Duggar-opposed ordinance protecting LGBT rights drawing record voter turnout in Arkansas
Early voter turnout for a Fayetteville, Arkansas city ordinance protecting the civil rights of LGBT people was record breaking on Friday leading up to the general election scheduled for Tuesday, but official were prepared, 5News reports.
The special election for Ordinance 119 has drawn the attention of high profile anti-gay representatives, including Oregon bakers Aaron and Melissa Klein, who made national news and became a conservative cause celebre for refusing to make a wedding cake for a lesbian couple. The ordinance has been a source of deep local controversy, with Michelle Duggar last year recording robocalls encouraging voters to defeat it.
“We anticipated that turnout would be very similar to the way it was during the December election,” Election Coordinator Jennifer Price told 5News. “So we planned accordingly for early vote as well as election day.”
Poll workers have been seeing an average 900 people per day in the early voting period — similar to numbers that turn out for general elections.
In December, voters repealed the ordinance by a close margin — 52 percent to 48 percent. The ordinance was passed last August by the Fayetteville City Council, but a group opposed to it gathered the signatures needed to bring it to the voters in a special election.
The ordinance would have prevented local businesses and other entities from discriminating against customers and employees because of gender identity, sexual orientation, race, religion and other factors, 5News reported.
Last year, Michelle Duggar’s recorded voice told voters that if the measure passed, it would let “child predator convictions that claim they are female to have a legal right to enter private areas that are reserved for women and girls.”
The Duggars’ reality TV show, 19 Kids and Counting, was cancelled earlier this year when it was revealed that their own son, Josh, had molested underage girls and the Duggars had covered it up.
Last month, the group opposing the civil rights ordinance had supporters escorted by police out of a rally that the public had been invited to. The Kleins had been featured guests at the rally. Their bakery went out of business after being made to pay $135,000 in damages for causing the LGBT couple they refused service to emotional distress.

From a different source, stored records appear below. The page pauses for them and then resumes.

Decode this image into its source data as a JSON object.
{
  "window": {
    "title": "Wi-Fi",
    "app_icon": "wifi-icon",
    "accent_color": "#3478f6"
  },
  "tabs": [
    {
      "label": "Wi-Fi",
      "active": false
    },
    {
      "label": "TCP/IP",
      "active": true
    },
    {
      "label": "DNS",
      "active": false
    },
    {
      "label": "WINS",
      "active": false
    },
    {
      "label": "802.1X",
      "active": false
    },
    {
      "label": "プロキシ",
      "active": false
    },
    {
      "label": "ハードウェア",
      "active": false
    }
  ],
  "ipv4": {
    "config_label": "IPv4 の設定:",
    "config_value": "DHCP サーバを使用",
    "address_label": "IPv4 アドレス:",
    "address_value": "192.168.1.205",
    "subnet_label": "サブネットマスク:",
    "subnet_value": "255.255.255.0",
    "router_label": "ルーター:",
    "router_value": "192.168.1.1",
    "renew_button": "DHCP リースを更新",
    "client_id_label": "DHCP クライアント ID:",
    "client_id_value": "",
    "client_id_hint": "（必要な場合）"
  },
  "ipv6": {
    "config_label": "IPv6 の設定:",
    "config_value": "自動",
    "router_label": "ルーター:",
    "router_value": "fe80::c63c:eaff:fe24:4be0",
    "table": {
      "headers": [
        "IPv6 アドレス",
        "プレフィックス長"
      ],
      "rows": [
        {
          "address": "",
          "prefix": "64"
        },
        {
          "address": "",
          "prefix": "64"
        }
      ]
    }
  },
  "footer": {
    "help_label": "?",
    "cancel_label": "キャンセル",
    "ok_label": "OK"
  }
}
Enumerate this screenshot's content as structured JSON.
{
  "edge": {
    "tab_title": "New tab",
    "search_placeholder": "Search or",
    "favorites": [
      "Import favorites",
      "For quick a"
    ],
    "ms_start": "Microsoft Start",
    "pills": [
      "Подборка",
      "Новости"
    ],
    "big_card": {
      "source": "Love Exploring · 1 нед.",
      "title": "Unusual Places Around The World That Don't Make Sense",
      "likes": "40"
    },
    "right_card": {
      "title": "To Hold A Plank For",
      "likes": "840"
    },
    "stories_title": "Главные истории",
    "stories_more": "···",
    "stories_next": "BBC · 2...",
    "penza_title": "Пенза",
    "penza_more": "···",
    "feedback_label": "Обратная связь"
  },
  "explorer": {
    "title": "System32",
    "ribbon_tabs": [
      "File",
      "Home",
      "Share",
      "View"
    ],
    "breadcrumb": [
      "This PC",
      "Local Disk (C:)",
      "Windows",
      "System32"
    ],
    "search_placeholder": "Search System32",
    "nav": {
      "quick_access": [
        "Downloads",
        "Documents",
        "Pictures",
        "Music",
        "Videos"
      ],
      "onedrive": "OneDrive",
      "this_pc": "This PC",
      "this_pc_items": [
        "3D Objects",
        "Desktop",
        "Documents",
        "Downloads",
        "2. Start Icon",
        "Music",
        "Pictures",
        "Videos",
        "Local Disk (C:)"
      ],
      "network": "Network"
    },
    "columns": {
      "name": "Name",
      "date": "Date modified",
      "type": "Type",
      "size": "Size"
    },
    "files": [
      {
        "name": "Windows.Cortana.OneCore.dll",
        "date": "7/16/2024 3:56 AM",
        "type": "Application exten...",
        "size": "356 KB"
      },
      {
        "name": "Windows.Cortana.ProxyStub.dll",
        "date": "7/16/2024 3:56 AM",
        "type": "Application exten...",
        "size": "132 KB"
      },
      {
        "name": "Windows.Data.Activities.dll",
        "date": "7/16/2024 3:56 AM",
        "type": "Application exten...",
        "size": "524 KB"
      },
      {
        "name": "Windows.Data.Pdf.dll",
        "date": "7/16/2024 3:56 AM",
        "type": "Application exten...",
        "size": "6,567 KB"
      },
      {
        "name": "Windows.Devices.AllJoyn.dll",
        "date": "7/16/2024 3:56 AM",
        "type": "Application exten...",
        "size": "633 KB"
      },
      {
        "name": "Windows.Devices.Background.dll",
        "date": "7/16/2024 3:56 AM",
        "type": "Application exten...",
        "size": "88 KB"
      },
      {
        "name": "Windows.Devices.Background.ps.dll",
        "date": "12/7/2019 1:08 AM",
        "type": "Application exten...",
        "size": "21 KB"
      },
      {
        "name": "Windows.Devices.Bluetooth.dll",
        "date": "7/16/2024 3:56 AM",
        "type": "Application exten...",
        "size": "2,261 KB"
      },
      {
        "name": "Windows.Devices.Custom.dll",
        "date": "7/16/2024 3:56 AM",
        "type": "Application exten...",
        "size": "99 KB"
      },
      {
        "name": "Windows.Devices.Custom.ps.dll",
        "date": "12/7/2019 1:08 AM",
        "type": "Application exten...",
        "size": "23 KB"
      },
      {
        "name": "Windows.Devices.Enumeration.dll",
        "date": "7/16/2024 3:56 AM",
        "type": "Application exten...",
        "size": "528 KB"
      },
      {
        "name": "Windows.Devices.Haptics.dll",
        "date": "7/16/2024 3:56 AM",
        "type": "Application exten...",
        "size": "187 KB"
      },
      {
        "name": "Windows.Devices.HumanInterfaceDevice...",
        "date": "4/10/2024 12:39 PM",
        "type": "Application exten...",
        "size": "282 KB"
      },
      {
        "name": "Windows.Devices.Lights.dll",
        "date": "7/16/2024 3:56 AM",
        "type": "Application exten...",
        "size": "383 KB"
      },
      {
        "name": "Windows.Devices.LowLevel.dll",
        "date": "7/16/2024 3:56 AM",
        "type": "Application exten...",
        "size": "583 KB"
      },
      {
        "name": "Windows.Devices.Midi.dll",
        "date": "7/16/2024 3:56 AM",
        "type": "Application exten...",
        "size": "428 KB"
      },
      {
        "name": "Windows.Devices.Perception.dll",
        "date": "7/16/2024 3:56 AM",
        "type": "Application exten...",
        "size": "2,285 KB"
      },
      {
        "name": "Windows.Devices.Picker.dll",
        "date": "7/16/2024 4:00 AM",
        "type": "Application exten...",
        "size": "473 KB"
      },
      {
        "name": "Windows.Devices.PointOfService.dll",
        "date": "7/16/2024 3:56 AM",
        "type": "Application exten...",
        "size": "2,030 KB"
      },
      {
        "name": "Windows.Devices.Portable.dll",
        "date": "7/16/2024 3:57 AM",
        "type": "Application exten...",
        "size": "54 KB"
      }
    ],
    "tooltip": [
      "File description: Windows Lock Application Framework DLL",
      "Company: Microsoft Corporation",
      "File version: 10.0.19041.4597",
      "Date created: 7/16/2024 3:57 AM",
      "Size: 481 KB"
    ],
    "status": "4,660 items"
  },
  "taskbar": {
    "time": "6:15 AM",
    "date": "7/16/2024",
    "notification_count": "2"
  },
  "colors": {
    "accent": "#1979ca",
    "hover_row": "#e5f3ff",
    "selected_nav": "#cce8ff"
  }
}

The Kleins had shared the couple’s address publicly and went on a media campaign deriding them.
Watch the report from 5News here: